WORK TO COMPLETE: Only the lines that hold the word "Regional" are wanted from this listing.

----------

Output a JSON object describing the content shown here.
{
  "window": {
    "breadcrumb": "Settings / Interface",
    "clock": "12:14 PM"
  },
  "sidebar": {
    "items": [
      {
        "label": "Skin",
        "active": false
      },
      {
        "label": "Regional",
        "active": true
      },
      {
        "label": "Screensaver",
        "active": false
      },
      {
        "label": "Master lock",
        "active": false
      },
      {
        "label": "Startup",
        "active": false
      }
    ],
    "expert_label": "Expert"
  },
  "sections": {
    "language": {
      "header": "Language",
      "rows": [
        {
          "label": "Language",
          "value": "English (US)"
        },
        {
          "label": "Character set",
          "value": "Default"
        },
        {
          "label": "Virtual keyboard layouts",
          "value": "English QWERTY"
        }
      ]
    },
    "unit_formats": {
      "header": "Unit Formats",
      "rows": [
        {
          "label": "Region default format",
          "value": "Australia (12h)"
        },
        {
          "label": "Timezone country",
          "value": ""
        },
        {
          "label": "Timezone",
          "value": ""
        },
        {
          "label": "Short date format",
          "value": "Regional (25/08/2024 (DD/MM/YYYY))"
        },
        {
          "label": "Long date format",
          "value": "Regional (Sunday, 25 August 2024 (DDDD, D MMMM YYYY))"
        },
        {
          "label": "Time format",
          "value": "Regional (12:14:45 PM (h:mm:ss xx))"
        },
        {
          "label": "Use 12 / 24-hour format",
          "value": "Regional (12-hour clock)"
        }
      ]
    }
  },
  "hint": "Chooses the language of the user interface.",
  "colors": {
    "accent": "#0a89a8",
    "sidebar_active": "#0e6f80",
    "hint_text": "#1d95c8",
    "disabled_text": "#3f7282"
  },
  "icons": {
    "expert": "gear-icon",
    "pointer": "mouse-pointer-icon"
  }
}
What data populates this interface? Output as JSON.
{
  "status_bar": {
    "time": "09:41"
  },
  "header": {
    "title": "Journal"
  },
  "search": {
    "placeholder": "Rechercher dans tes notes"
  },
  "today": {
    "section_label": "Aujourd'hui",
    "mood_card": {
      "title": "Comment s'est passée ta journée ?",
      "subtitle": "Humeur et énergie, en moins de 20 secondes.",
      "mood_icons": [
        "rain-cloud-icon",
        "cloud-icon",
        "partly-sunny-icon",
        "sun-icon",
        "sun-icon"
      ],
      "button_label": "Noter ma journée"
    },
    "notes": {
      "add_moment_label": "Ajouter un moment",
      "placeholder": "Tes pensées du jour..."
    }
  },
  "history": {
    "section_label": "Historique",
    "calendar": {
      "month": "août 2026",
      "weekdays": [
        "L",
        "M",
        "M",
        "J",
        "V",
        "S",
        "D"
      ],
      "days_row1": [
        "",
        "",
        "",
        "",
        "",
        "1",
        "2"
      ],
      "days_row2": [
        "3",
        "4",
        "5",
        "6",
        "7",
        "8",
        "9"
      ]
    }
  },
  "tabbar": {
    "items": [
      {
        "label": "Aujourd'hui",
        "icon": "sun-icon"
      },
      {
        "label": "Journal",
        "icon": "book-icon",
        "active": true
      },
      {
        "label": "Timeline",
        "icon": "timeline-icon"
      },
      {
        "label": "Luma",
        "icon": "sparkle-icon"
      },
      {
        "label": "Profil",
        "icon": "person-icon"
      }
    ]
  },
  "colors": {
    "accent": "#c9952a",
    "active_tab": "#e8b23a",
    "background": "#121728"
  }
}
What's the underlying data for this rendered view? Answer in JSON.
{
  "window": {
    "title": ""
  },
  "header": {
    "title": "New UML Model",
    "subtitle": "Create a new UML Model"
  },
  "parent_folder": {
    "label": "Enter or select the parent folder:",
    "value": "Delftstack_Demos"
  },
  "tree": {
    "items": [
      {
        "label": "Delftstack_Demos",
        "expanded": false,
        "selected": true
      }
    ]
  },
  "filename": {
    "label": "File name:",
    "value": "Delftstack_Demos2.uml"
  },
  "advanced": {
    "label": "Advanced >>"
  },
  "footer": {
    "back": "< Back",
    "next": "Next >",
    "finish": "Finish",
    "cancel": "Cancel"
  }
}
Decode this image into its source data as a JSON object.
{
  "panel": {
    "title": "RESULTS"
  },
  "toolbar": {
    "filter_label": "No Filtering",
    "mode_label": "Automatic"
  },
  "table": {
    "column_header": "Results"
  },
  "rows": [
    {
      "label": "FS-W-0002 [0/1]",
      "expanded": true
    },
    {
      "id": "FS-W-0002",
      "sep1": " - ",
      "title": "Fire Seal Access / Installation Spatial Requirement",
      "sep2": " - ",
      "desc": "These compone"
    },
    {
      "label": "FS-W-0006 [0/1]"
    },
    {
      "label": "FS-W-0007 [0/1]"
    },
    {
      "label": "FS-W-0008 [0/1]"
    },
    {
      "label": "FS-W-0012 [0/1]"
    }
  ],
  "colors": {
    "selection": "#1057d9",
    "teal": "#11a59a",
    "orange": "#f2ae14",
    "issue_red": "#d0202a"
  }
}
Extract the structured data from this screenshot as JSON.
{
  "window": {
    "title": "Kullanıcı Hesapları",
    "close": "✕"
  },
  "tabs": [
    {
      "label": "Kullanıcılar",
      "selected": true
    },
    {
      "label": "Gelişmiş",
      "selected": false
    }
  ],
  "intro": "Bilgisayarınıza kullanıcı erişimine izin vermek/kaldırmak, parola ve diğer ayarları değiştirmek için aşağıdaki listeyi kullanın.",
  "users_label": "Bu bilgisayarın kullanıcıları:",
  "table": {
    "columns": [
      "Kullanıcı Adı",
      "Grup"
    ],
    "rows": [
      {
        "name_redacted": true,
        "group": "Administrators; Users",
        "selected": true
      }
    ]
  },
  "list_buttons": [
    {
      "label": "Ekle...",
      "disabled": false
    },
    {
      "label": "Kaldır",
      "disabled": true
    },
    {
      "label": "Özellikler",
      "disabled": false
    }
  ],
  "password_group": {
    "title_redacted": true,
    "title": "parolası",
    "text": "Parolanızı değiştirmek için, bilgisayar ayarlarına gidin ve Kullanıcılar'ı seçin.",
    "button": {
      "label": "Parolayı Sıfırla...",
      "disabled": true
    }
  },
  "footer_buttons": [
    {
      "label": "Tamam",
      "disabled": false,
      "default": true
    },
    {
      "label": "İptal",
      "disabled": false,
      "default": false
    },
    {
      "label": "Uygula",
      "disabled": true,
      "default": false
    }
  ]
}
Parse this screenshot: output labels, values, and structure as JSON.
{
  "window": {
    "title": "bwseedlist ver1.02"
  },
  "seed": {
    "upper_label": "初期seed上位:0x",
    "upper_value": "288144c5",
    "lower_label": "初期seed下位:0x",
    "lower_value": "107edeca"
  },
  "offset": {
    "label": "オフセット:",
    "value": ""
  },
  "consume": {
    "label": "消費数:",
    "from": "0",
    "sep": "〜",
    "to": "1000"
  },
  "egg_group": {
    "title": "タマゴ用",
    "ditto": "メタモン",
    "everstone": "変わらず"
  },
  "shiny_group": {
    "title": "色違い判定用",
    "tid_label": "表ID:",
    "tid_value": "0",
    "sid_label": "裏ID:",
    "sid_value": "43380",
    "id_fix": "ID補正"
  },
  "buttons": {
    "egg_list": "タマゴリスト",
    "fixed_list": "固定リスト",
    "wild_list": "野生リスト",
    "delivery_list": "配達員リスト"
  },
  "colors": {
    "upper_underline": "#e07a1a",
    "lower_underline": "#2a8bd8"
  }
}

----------

SOLUTION TO THIS TASK:
        "label": "Regional",
          "value": "Regional (25/08/2024 (DD/MM/YYYY))"
          "value": "Regional (Sunday, 25 August 2024 (DDDD, D MMMM YYYY))"
          "value": "Regional (12:14:45 PM (h:mm:ss xx))"
          "value": "Regional (12-hour clock)"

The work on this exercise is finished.